world of other peopleSteven Carroll is a long-term admirer of T S Eliot and has already won praise for his adaption of Eliot’s poem ‘Burnt Norton’ in an earlier novel, The Lost Life. In his new book, Carroll transforms the essence of Eliot’s poem ‘Little Gidding’ (also from his ‘Four Quartets’) into a novel about World War II and the Blitz. Here Eliot is more of a peripheral character. The major protagonists are Iris, who knows Eliot through her church and wartime fire-watching duties, and Jim, an Australian fighter pilot based in London. Unfortunately Jim and Iris meet after Iris has accepted another’s ring. She is then caught between a wartime romance of passion and one of duty. Eliot impinges on their lives because he writes about a shared, pivotal experience—an event that precipitates creativity, love and death.
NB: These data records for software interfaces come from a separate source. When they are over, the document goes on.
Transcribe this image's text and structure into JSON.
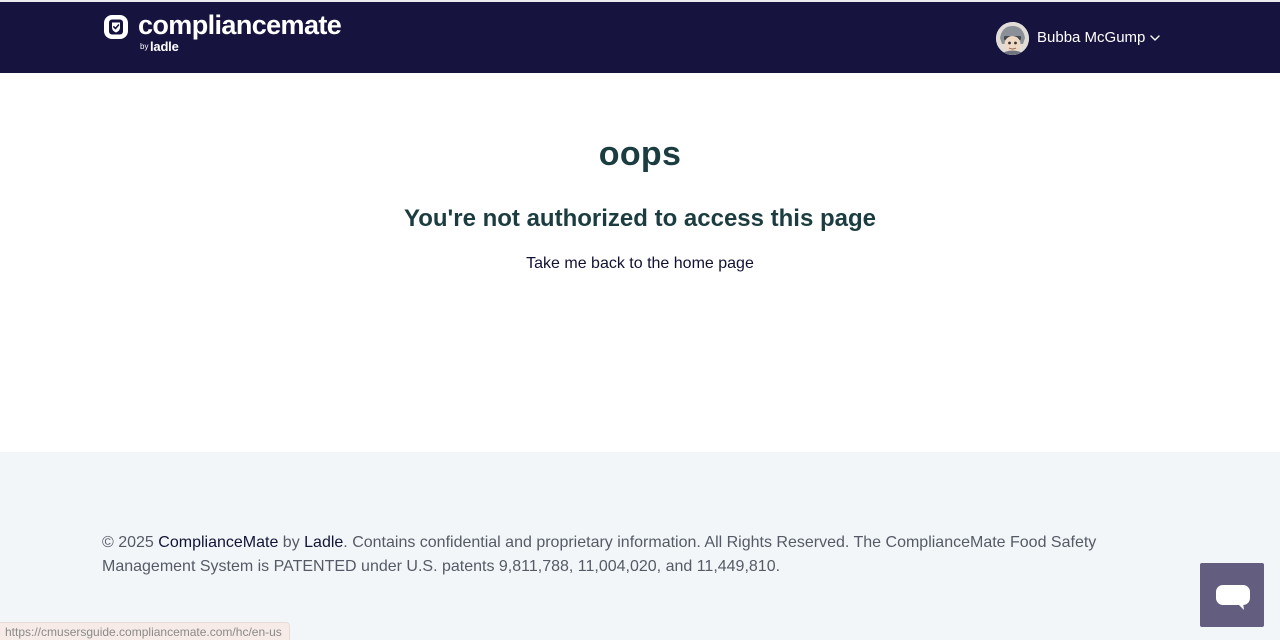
{
  "header": {
    "logo": {
      "wordmark": "compliancemate",
      "by": "by",
      "brand": "ladle"
    },
    "user": {
      "name": "Bubba McGump"
    }
  },
  "main": {
    "heading": "oops",
    "message": "You're not authorized to access this page",
    "home_link": "Take me back to the home page"
  },
  "footer": {
    "copyright_prefix": "© 2025 ",
    "company": "ComplianceMate",
    "by": " by ",
    "parent": "Ladle",
    "rest": ". Contains confidential and proprietary information. All Rights Reserved. The ComplianceMate Food Safety Management System is PATENTED under U.S. patents 9,811,788, 11,004,020, and 11,449,810."
  },
  "status_bar": {
    "url": "https://cmusersguide.compliancemate.com/hc/en-us"
  },
  "icons": {
    "logo": "shield-badge-icon",
    "user_menu": "chevron-down-icon",
    "chat": "chat-bubble-icon"
  },
  "colors": {
    "header_bg": "#16133f",
    "heading": "#1c3d40",
    "footer_bg": "#f3f6f9",
    "chat_button": "#635e80"
  }
}
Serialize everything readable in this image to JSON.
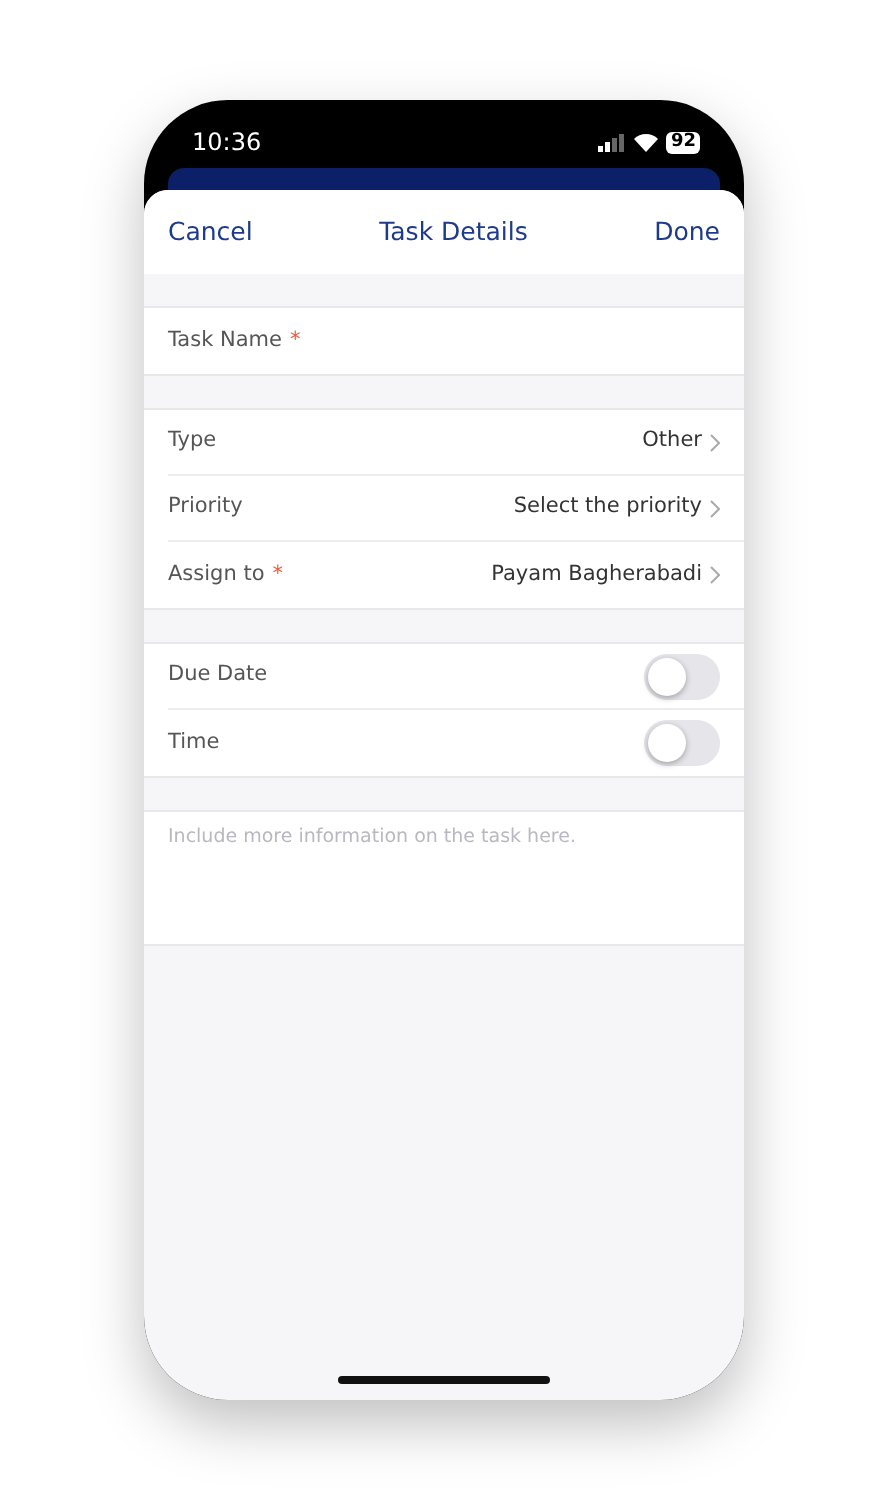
{
  "status_bar": {
    "time": "10:36",
    "battery": "92"
  },
  "header": {
    "cancel": "Cancel",
    "title": "Task Details",
    "done": "Done"
  },
  "task_name": {
    "label": "Task Name",
    "required_mark": "*"
  },
  "pickers": [
    {
      "label": "Type",
      "value": "Other"
    },
    {
      "label": "Priority",
      "value": "Select the priority"
    },
    {
      "label": "Assign to",
      "value": "Payam Bagherabadi",
      "required_mark": "*"
    }
  ],
  "toggles": [
    {
      "label": "Due Date",
      "on": false
    },
    {
      "label": "Time",
      "on": false
    }
  ],
  "notes": {
    "placeholder": "Include more information on the task here."
  }
}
The writing style doesn’t quite match the elevated poem-to-novel premise. Some transitions between times and scenes could be more skilfully crafted by a writer of Carroll’s calibre. And an abundance of brackets creates an arch tone early in the story. However, when the novel does spring to life, readers will soon become ensnared by the author’s clever scope and vision. This book should appeal to fans of literary fiction and wartime romance.

Joy Lawn is a freelance reviewer who has worked for independent bookshops in NSW and Queensland. This review first appeared in the Books+Publishing magazine Issue 1, 2013. This title is a joint winner in the fiction category of the 2014 Prime Minister’s Literary Awards. View more pre-publication reviews here.